■ **TASK GOAL**
The answer must consist of every line from the data that holds "label".
** Opening EXTRACTED INFORMATION block **
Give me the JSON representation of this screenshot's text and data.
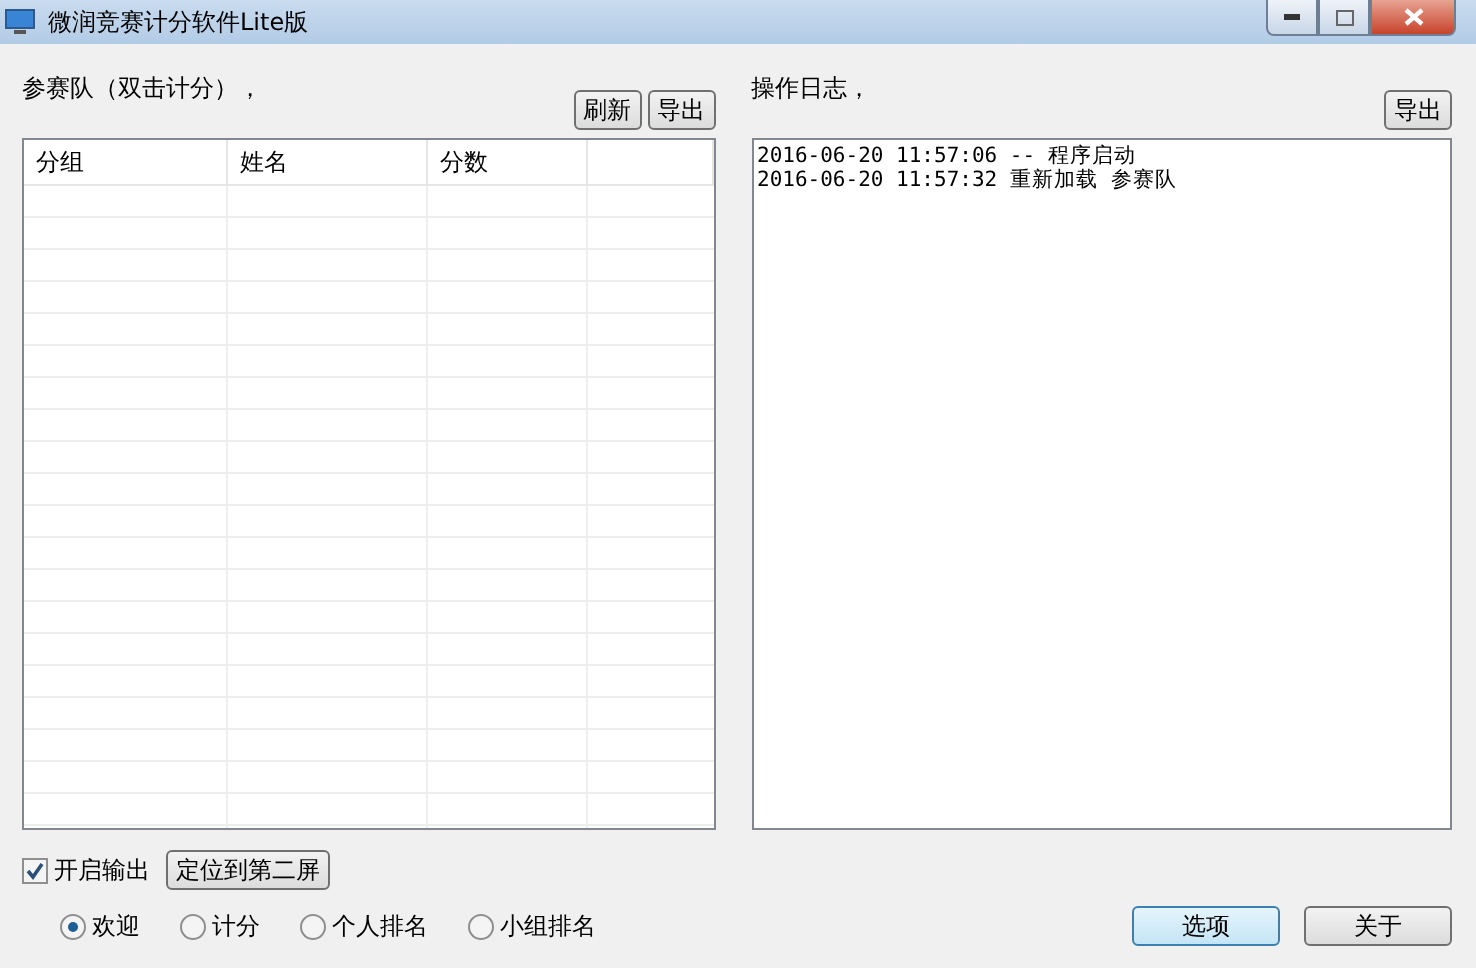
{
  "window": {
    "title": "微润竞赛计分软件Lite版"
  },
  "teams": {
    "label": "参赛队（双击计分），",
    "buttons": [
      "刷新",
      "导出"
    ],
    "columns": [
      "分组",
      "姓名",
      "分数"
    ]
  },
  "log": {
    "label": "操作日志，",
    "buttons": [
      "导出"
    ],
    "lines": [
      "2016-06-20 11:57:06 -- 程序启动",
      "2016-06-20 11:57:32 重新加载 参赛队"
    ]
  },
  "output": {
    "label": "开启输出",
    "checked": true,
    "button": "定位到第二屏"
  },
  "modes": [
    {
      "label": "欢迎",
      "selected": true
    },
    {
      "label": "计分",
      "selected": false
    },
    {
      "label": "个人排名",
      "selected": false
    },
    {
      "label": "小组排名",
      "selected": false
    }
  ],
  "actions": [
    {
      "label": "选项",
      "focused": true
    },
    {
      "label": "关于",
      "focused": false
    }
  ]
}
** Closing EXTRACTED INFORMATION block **
■ **RESULT**
    "label": "参赛队（双击计分），",
    "label": "操作日志，",
    "label": "开启输出",
      "label": "欢迎",
      "label": "计分",
      "label": "个人排名",
      "label": "小组排名",
      "label": "选项",
      "label": "关于",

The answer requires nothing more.